◆ **Your goal**:
Search the material below for lines containing the string "true", and copy every one you find.

◆ **Extracted records**:

== == ==

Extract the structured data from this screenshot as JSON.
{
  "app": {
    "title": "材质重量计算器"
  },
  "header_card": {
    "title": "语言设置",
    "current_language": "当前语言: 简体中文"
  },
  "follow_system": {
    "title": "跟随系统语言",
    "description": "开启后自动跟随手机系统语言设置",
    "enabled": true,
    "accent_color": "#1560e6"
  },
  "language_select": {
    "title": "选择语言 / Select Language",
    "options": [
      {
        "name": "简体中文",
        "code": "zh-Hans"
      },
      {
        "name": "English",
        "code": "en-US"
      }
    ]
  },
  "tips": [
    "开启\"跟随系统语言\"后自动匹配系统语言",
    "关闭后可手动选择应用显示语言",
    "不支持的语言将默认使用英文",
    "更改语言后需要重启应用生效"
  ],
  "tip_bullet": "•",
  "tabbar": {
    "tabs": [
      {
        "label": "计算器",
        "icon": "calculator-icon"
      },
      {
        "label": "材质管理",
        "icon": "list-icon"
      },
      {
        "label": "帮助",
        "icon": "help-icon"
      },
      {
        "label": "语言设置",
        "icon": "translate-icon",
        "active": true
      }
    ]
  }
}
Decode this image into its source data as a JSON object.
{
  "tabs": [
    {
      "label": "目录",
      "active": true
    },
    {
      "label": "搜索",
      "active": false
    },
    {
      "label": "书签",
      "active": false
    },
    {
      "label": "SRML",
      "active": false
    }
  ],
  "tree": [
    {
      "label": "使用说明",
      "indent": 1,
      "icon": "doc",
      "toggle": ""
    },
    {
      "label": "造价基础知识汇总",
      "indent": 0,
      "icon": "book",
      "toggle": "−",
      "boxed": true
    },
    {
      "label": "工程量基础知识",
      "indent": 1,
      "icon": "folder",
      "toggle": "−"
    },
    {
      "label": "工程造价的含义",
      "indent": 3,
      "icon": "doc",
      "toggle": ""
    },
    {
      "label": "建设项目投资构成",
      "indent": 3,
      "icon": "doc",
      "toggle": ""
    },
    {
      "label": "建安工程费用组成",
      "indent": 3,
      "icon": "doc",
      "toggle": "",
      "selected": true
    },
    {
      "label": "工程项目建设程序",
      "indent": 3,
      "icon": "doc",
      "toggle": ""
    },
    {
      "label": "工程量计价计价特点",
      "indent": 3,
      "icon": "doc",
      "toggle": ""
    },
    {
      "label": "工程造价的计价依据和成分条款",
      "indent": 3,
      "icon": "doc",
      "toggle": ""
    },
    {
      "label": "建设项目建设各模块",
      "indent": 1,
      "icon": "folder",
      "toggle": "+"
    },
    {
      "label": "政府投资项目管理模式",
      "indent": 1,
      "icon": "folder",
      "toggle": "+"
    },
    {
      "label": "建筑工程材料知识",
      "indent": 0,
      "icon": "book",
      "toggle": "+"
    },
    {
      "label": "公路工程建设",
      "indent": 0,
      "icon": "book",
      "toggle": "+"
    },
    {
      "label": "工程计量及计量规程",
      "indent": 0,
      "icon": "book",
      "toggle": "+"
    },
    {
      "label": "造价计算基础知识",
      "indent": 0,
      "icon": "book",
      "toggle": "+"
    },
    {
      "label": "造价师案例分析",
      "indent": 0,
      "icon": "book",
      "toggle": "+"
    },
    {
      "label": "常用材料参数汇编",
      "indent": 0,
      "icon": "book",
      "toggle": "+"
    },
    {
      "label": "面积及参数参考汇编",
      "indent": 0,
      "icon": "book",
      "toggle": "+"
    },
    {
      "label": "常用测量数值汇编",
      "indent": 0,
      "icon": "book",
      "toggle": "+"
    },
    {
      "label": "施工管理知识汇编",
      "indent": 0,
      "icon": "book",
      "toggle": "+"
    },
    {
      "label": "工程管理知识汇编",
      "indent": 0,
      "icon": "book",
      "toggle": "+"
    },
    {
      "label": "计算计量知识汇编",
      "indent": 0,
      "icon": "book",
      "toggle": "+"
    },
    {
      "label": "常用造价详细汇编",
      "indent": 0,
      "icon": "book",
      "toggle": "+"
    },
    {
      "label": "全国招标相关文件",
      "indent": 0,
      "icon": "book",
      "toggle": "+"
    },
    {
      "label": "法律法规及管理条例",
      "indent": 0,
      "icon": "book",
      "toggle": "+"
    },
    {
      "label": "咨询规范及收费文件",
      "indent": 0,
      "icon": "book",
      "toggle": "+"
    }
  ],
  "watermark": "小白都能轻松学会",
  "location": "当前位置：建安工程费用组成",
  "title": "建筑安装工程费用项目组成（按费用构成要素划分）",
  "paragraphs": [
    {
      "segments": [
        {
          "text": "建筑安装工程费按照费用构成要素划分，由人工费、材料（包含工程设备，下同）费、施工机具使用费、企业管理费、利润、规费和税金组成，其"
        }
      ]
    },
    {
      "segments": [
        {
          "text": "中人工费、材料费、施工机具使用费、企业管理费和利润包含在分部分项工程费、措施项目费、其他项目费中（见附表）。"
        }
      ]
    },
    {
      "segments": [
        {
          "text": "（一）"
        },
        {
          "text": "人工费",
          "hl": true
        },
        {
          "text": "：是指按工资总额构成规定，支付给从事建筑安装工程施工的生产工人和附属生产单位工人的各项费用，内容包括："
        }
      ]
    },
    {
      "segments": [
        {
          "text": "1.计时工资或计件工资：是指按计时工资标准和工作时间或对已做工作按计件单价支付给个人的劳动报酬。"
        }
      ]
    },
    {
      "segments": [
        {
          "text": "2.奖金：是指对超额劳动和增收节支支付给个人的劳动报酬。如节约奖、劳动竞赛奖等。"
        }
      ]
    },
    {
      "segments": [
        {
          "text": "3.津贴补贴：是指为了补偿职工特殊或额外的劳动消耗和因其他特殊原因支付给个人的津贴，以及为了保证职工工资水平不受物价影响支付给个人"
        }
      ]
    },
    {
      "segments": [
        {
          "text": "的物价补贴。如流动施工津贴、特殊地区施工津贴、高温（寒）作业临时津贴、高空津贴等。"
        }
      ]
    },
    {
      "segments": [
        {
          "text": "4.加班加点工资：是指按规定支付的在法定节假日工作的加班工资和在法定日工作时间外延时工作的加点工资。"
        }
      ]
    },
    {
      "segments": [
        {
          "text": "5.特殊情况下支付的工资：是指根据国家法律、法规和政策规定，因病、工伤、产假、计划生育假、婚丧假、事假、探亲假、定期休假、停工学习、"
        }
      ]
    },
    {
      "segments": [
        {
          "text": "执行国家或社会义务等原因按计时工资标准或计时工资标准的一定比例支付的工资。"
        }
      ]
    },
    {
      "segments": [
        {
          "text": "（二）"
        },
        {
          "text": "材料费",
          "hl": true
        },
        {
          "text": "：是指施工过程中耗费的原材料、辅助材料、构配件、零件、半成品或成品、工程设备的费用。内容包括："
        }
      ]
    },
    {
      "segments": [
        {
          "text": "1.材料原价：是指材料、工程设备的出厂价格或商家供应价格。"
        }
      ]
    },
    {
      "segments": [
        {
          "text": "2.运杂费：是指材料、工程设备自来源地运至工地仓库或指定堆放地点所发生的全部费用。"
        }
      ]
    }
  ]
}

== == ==

◆ **Exercise response**:
    "enabled": true,
        "active": true
      "active": true
      "boxed": true
      "selected": true
          "hl": true
          "hl": true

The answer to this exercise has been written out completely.